There are plenty of ways to stand out as a great science student – and entering the Google Science Fair is among the more ambitious.
But it can also pay off big. The grand prize is a $50,000 educational scholarship, but you could also win one of several $5,000 and $15,000 scholarships funded by organizations like National Geographic. And other prize winners will receive some pretty cool Google gadgets, like an Android tablet or Chromebook.
If you've ever considered entering the science fair, now's the time to do it! Here's how to develop a winning project for the fair and get a chance at that prize money.
Look At Past Google Science Fair Winners
We'll be honest: Google Science Fair entries are a far cry from the model solar systems that you probably saw in elementary school science fairs. So take a look at projects that have done well at the fair in the past to get a sense of what Google looks for – and for a little inspiration.
Some of the past entries have included:
- A capsule that neutralizes the lactose in milk, so you can make your own lactose-free milk at home.
- Using seed extracts to transform polluted water into water that's safe to drink.
- Using leftover banana peels to produce plastic.
- Developing motion sensors to detect nighttime movement and improve safety for people with Alzheimer's.
- Finding more affordable ways to grow crops hydroponically, increasing crop yield at a lower cost to farmers.
Notice a trend? The best-performing projects take a real-world problem, like pollution or lactose intolerance, and find innovative ways to solve it.
Start Brainstorming Your Google Science Fair Project
Because successful Google Science Fair projects address real-world problems, that means your science fair inspiration is all around you. Kenneth Shinozuka – the New York City teen who won a 2014 award with his motion sensors – developed his idea because he wanted to help his grandfather, who had just been diagnosed with Alzheimer's.
Start brainstorming by thinking about what's causing you or your loved ones stress or worry. Or get involved with issues, like pollution or access to food, that impact your community – and what you could do to help.
Once you have a few potential issues you'd like to address, choose one that suits your natural strengths. A whiz with computers? A tech-based project is probably best for you? Ace your bio tests? Maybe a natural science project would work best.
Turn to Others for Help
No one goes from a complex problem to a workable solution all on their own. Google knows that, so there's no rule against getting resources from people with more experience than you. Chat with your science teachers or professors, or a trusted career mentor, about your intention to enter the Google Science Fair, and see if they have any tips to help with your project.
Don't be afraid to enlist your science-minded friends, too. You can enter the Google Science Fair as a group – just, be aware, your age category will be determined by your group's oldest member, even if you'd be in a younger category on your own.
Push Through Early Failures
Even the biggest science genius goes through several rounds of failure before making their award-winning discovery, and your science fair project is no exception. Elif Bilgin, the 2013 award-winner, carried out 10 failed experiments before she finally turned banana peels into a plastic-like substance, and it took 12 tries to get to her final submission.

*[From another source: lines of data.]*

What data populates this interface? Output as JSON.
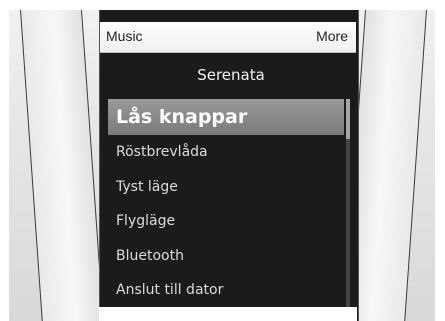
{
  "softkeys": {
    "left": "Music",
    "right": "More"
  },
  "menu": {
    "title": "Serenata",
    "items": [
      {
        "label": "Lås knappar",
        "selected": true
      },
      {
        "label": "Röstbrevlåda",
        "selected": false
      },
      {
        "label": "Tyst läge",
        "selected": false
      },
      {
        "label": "Flygläge",
        "selected": false
      },
      {
        "label": "Bluetooth",
        "selected": false
      },
      {
        "label": "Anslut till dator",
        "selected": false
      }
    ]
  },
  "colors": {
    "screen_background": "#1b1b1b",
    "selection": "#8a8a8a",
    "device_body": "#e6e6e6"
  },
  "scroll": {
    "position_fraction": 0.0
  }
}
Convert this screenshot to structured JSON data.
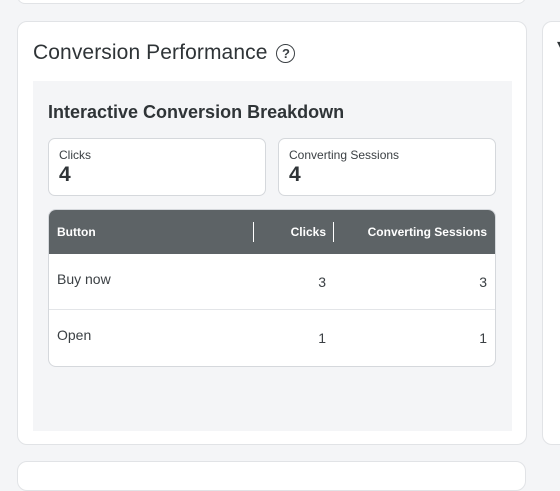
{
  "card": {
    "title": "Conversion Performance"
  },
  "panel": {
    "title": "Interactive Conversion Breakdown",
    "stats": {
      "clicks": {
        "label": "Clicks",
        "value": "4"
      },
      "sessions": {
        "label": "Converting Sessions",
        "value": "4"
      }
    },
    "table": {
      "headers": [
        "Button",
        "Clicks",
        "Converting Sessions"
      ],
      "rows": [
        [
          "Buy now",
          "3",
          "3"
        ],
        [
          "Open",
          "1",
          "1"
        ]
      ]
    }
  },
  "colors": {
    "header_bg": "#5d6366",
    "panel_bg": "#f4f5f7",
    "card_bg": "#ffffff"
  },
  "icons": {
    "help": "help-circle-icon"
  }
}
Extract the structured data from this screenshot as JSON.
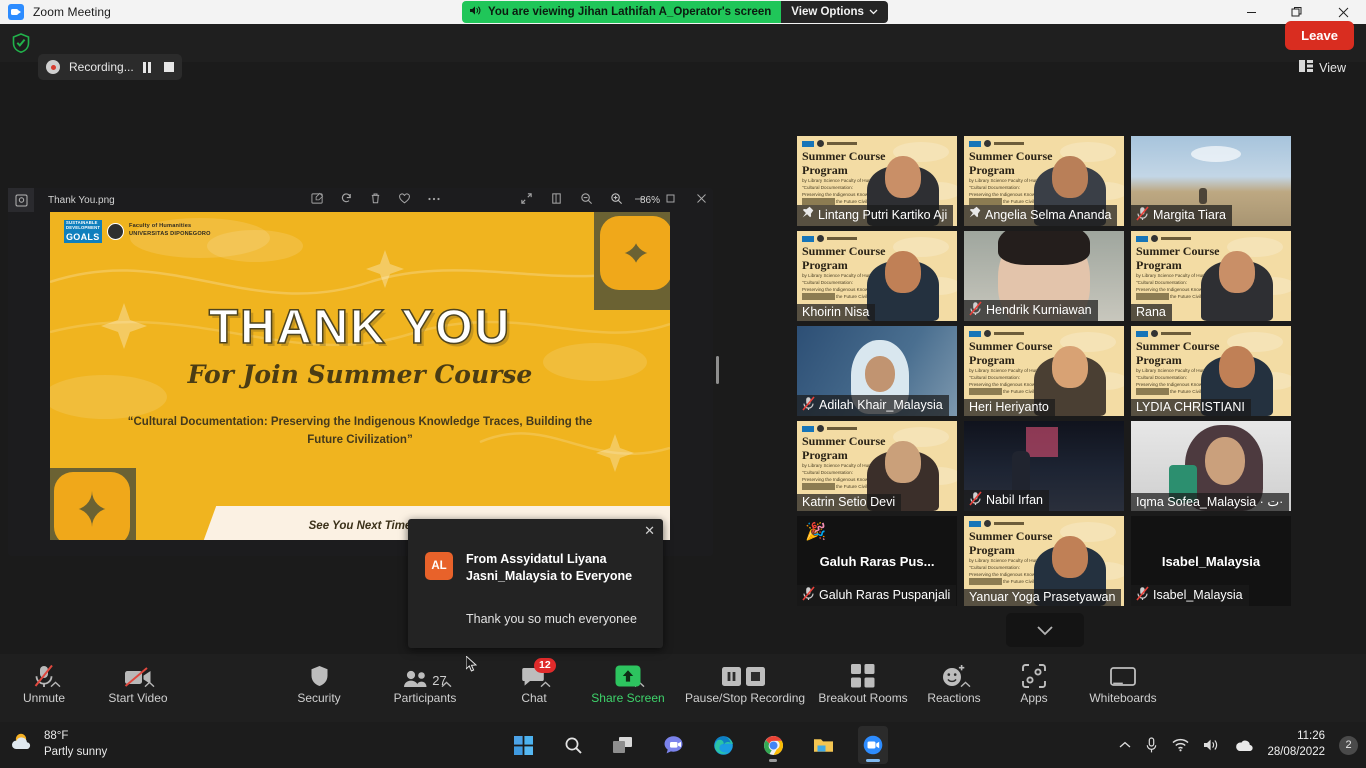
{
  "window": {
    "title": "Zoom Meeting",
    "minimize_label": "Minimize",
    "restore_label": "Restore",
    "close_label": "Close"
  },
  "share_banner": {
    "text": "You are viewing Jihan Lathifah A_Operator's screen",
    "view_options_label": "View Options",
    "speaker_icon": "speaker-icon",
    "chevron": "chevron-down-icon",
    "green": "#20c659"
  },
  "top_strip": {
    "shield_icon": "security-shield-icon",
    "recording_label": "Recording...",
    "pause_icon": "pause-icon",
    "stop_icon": "stop-icon",
    "view_label": "View",
    "view_icon": "layout-view-icon"
  },
  "viewer": {
    "file_name": "Thank You.png",
    "zoom_level": "86%",
    "thumbnail_icon": "image-thumbnail-icon",
    "toolbar_icons": [
      "markup-icon",
      "rotate-icon",
      "delete-icon",
      "favorite-heart-icon",
      "more-ellipsis-icon"
    ],
    "right_icons": [
      "fullscreen-icon",
      "fit-page-icon",
      "zoom-out-icon",
      "zoom-in-icon"
    ],
    "window_icons": [
      "minimize-icon",
      "restore-icon",
      "close-icon"
    ]
  },
  "slide": {
    "sdg_line1": "SUSTAINABLE",
    "sdg_line2": "DEVELOPMENT",
    "sdg_line3": "GOALS",
    "faculty_line1": "Faculty of Humanities",
    "faculty_line2": "UNIVERSITAS DIPONEGORO",
    "title": "THANK YOU",
    "subtitle": "For Join Summer Course",
    "quote": "“Cultural Documentation: Preserving the Indigenous Knowledge Traces, Building the Future Civilization”",
    "footer": "See You Next Time",
    "bg_color": "#f0b41f"
  },
  "chat_toast": {
    "avatar_initials": "AL",
    "avatar_color": "#e8622a",
    "from": "From Assyidatul Liyana Jasni_Malaysia to Everyone",
    "message": "Thank you so much everyonee",
    "close_icon": "close-icon"
  },
  "gallery": {
    "active_border_color": "#d9e021",
    "scroll_down_icon": "chevron-down-icon",
    "tiles": [
      {
        "name": "Lintang Putri Kartiko Aji",
        "muted": false,
        "pinned": true,
        "video": true,
        "type": "poster-person",
        "active": false
      },
      {
        "name": "Angelia Selma Ananda",
        "muted": false,
        "pinned": true,
        "video": true,
        "type": "poster-person",
        "active": false
      },
      {
        "name": "Margita Tiara",
        "muted": true,
        "pinned": false,
        "video": true,
        "type": "outdoor",
        "active": false
      },
      {
        "name": "Khoirin Nisa",
        "muted": false,
        "pinned": false,
        "video": true,
        "type": "poster-person",
        "active": false
      },
      {
        "name": "Hendrik Kurniawan",
        "muted": true,
        "pinned": false,
        "video": true,
        "type": "face-closeup",
        "active": false
      },
      {
        "name": "Rana",
        "muted": false,
        "pinned": false,
        "video": true,
        "type": "poster-person",
        "active": false
      },
      {
        "name": "Adilah Khair_Malaysia",
        "muted": true,
        "pinned": false,
        "video": true,
        "type": "indoor-blue",
        "active": false
      },
      {
        "name": "Heri Heriyanto",
        "muted": false,
        "pinned": false,
        "video": true,
        "type": "poster-person",
        "active": false
      },
      {
        "name": "LYDIA CHRISTIANI",
        "muted": false,
        "pinned": false,
        "video": true,
        "type": "poster-person",
        "active": true
      },
      {
        "name": "Katrin Setio Devi",
        "muted": false,
        "pinned": false,
        "video": true,
        "type": "poster-person",
        "active": false
      },
      {
        "name": "Nabil Irfan",
        "muted": true,
        "pinned": false,
        "video": true,
        "type": "night-street",
        "active": false
      },
      {
        "name": "Iqma Sofea_Malaysia · ت·",
        "muted": false,
        "pinned": false,
        "video": true,
        "type": "selfie-indoor",
        "active": false
      },
      {
        "name": "Galuh Raras Puspanjali",
        "display_name": "Galuh Raras Pus...",
        "muted": true,
        "pinned": false,
        "video": false,
        "type": "no-video",
        "reaction": "🎉",
        "active": false
      },
      {
        "name": "Yanuar Yoga Prasetyawan",
        "muted": false,
        "pinned": false,
        "video": true,
        "type": "poster-person",
        "active": false
      },
      {
        "name": "Isabel_Malaysia",
        "display_name": "Isabel_Malaysia",
        "muted": true,
        "pinned": false,
        "video": false,
        "type": "no-video",
        "active": true
      }
    ]
  },
  "controls": [
    {
      "id": "unmute",
      "label": "Unmute",
      "icon": "mic-muted-icon",
      "caret": true,
      "badge": null,
      "count": null,
      "highlight": null
    },
    {
      "id": "start-video",
      "label": "Start Video",
      "icon": "camera-off-icon",
      "caret": true,
      "badge": null,
      "count": null,
      "highlight": null
    },
    {
      "id": "security",
      "label": "Security",
      "icon": "shield-icon",
      "caret": false,
      "badge": null,
      "count": null,
      "highlight": null
    },
    {
      "id": "participants",
      "label": "Participants",
      "icon": "people-icon",
      "caret": true,
      "badge": null,
      "count": "27",
      "highlight": null
    },
    {
      "id": "chat",
      "label": "Chat",
      "icon": "chat-bubble-icon",
      "caret": true,
      "badge": "12",
      "count": null,
      "highlight": null
    },
    {
      "id": "share-screen",
      "label": "Share Screen",
      "icon": "share-screen-icon",
      "caret": true,
      "badge": null,
      "count": null,
      "highlight": "#3ed46b"
    },
    {
      "id": "recording",
      "label": "Pause/Stop Recording",
      "icon": "pause-stop-icon",
      "caret": false,
      "badge": null,
      "count": null,
      "highlight": null
    },
    {
      "id": "breakout",
      "label": "Breakout Rooms",
      "icon": "grid-rooms-icon",
      "caret": false,
      "badge": null,
      "count": null,
      "highlight": null
    },
    {
      "id": "reactions",
      "label": "Reactions",
      "icon": "smiley-plus-icon",
      "caret": true,
      "badge": null,
      "count": null,
      "highlight": null
    },
    {
      "id": "apps",
      "label": "Apps",
      "icon": "apps-icon",
      "caret": false,
      "badge": null,
      "count": null,
      "highlight": null
    },
    {
      "id": "whiteboards",
      "label": "Whiteboards",
      "icon": "whiteboard-icon",
      "caret": false,
      "badge": null,
      "count": null,
      "highlight": null
    }
  ],
  "leave_button": {
    "label": "Leave",
    "color": "#d92d20"
  },
  "taskbar": {
    "weather_temp": "88°F",
    "weather_desc": "Partly sunny",
    "weather_icon": "partly-sunny-icon",
    "apps": [
      {
        "id": "start",
        "icon": "windows-start-icon",
        "state": "idle"
      },
      {
        "id": "search",
        "icon": "search-icon",
        "state": "idle"
      },
      {
        "id": "task-view",
        "icon": "task-view-icon",
        "state": "idle"
      },
      {
        "id": "teams",
        "icon": "teams-chat-icon",
        "state": "idle"
      },
      {
        "id": "edge",
        "icon": "edge-browser-icon",
        "state": "idle"
      },
      {
        "id": "chrome",
        "icon": "chrome-browser-icon",
        "state": "running"
      },
      {
        "id": "file-explorer",
        "icon": "folder-icon",
        "state": "idle"
      },
      {
        "id": "zoom",
        "icon": "zoom-app-icon",
        "state": "active"
      }
    ],
    "tray": {
      "chevron_icon": "show-hidden-icons-icon",
      "mic_icon": "microphone-icon",
      "wifi_icon": "wifi-icon",
      "volume_icon": "volume-icon",
      "onedrive_icon": "onedrive-icon",
      "time": "11:26",
      "date": "28/08/2022",
      "notification_count": "2"
    }
  }
}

So don't give up if your experiments don't work right away! Now's the time to turn to your mentor and talk through what you've done so far. Simply chatting about any roadblocks might give you the inspiration you need to push past them.

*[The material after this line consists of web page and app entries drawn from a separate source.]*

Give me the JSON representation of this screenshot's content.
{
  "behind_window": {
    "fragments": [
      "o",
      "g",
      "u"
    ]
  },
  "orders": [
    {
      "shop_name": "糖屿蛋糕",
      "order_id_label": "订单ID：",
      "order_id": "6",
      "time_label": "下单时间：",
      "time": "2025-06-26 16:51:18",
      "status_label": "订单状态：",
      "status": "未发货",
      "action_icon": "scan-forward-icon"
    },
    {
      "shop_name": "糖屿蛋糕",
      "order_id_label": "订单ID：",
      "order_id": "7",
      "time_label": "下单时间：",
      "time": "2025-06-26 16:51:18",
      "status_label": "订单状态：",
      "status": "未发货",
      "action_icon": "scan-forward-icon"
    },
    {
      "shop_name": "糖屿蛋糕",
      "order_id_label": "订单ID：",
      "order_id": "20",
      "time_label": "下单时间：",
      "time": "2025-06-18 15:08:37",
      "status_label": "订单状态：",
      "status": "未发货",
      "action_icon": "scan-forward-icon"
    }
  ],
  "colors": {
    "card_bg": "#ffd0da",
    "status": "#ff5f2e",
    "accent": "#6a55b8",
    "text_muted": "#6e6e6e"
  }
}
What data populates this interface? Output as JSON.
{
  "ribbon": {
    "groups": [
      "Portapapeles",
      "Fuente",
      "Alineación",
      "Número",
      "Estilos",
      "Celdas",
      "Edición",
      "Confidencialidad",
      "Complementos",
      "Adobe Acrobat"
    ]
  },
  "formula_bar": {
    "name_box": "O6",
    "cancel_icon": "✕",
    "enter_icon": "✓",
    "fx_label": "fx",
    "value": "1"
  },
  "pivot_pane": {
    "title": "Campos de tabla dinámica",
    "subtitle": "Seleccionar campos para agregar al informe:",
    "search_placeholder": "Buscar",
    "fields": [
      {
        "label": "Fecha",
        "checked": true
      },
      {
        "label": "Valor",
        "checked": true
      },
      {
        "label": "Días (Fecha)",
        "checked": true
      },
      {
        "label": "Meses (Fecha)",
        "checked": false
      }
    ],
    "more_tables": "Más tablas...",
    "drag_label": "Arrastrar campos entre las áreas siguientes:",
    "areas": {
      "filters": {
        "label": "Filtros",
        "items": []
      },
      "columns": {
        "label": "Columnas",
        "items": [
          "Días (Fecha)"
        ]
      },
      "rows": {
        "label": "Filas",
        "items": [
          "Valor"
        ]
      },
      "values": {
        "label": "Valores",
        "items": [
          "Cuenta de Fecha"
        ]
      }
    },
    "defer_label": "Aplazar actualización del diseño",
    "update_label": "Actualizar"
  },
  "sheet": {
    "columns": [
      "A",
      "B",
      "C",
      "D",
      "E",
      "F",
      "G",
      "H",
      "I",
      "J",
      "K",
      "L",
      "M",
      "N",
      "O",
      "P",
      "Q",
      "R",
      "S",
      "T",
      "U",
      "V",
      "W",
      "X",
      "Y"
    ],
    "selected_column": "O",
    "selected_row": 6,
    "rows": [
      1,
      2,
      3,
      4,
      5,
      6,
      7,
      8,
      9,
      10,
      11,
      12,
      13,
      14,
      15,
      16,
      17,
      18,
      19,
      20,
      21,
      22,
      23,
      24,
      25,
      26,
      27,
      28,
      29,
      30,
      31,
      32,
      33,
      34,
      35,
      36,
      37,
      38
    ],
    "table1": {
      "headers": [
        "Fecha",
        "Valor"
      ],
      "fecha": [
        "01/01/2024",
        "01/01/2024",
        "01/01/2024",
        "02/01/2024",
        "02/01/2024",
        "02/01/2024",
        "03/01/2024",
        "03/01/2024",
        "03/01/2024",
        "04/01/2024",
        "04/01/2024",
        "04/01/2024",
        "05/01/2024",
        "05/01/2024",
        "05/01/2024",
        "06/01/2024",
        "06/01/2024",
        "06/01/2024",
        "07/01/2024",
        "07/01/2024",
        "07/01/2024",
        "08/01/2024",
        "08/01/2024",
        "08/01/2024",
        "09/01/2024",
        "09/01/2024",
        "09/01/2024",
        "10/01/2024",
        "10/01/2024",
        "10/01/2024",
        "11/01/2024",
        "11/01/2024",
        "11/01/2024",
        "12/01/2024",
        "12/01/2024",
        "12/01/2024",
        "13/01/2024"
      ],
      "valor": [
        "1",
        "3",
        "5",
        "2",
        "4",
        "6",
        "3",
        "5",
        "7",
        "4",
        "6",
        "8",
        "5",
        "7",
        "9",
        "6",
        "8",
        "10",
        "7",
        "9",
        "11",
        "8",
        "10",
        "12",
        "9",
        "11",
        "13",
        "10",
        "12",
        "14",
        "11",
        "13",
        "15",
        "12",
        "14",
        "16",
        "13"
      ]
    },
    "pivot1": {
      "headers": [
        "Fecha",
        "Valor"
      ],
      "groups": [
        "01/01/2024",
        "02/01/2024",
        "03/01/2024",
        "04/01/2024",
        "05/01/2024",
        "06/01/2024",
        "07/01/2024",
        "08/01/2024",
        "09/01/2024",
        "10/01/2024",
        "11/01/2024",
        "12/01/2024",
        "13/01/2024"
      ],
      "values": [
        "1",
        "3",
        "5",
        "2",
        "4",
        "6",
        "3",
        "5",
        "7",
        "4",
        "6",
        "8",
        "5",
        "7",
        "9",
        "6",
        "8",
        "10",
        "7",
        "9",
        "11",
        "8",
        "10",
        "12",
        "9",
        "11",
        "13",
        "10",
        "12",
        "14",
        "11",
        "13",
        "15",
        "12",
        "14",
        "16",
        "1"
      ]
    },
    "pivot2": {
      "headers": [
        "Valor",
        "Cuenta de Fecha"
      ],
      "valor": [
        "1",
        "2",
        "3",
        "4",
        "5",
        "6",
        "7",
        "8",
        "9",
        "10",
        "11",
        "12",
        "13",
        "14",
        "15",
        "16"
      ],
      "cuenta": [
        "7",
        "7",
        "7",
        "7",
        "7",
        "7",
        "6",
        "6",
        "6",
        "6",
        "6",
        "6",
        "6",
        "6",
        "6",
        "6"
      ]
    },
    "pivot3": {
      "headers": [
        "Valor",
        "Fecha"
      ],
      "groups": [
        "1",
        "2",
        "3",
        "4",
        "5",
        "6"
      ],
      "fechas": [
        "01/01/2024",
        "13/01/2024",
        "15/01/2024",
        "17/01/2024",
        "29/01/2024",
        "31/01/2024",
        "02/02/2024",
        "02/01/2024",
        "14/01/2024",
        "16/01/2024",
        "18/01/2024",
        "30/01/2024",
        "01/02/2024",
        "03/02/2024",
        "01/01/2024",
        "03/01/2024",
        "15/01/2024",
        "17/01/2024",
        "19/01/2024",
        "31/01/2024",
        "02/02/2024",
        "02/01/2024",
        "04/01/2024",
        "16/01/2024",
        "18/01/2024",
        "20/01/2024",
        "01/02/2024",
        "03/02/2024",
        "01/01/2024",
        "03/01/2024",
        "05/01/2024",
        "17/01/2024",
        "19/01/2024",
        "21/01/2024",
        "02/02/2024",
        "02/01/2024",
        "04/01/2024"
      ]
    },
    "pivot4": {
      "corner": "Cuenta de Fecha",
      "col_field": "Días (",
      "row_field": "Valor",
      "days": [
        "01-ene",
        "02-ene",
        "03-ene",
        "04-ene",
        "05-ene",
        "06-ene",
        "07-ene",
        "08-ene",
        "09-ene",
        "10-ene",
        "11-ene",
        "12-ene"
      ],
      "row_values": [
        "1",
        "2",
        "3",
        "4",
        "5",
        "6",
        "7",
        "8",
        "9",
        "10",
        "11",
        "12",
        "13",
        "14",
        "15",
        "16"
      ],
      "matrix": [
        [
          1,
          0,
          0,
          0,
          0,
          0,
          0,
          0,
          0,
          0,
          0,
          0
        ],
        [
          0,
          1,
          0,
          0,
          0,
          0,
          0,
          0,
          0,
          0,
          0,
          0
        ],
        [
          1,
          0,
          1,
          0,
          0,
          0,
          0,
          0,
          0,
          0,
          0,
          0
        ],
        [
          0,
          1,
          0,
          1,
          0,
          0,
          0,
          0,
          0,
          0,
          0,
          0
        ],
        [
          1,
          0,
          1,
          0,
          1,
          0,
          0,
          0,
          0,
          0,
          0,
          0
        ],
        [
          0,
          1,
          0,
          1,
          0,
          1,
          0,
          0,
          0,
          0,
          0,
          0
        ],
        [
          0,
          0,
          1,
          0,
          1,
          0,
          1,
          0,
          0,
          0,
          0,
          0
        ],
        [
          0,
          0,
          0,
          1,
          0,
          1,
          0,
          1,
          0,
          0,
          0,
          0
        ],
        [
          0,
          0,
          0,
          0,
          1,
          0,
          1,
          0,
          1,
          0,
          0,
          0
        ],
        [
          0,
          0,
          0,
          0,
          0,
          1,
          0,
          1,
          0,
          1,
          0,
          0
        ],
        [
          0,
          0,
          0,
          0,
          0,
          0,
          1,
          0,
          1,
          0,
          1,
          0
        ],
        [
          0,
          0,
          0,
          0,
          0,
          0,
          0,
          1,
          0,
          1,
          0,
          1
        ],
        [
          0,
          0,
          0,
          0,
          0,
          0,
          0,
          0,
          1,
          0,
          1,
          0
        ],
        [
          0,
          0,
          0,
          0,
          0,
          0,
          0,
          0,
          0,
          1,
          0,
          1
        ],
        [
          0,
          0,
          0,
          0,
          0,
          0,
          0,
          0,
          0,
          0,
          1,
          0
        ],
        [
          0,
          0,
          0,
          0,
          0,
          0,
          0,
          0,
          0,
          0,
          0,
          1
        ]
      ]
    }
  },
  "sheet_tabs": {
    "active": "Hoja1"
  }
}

Get the Details in Order
Finally, make sure you know and understand the rules of the contest so that your experiment gets the shot it deserves. They're fairly straightforward, and you should check out the contest FAQ and read the complete rules here.
This year, submissions close on Dec. 13, and winners will be announced in March, April and May of next year. So get going on your stellar submission – and good luck!
About the Author
Sylvie Tremblay holds a Master of Science in molecular and cellular biology and has years of experience as a cancer researcher and neuroscientist. Before launching her writing business, she worked as a TA and tutored students in biology, chemistry, math and physics.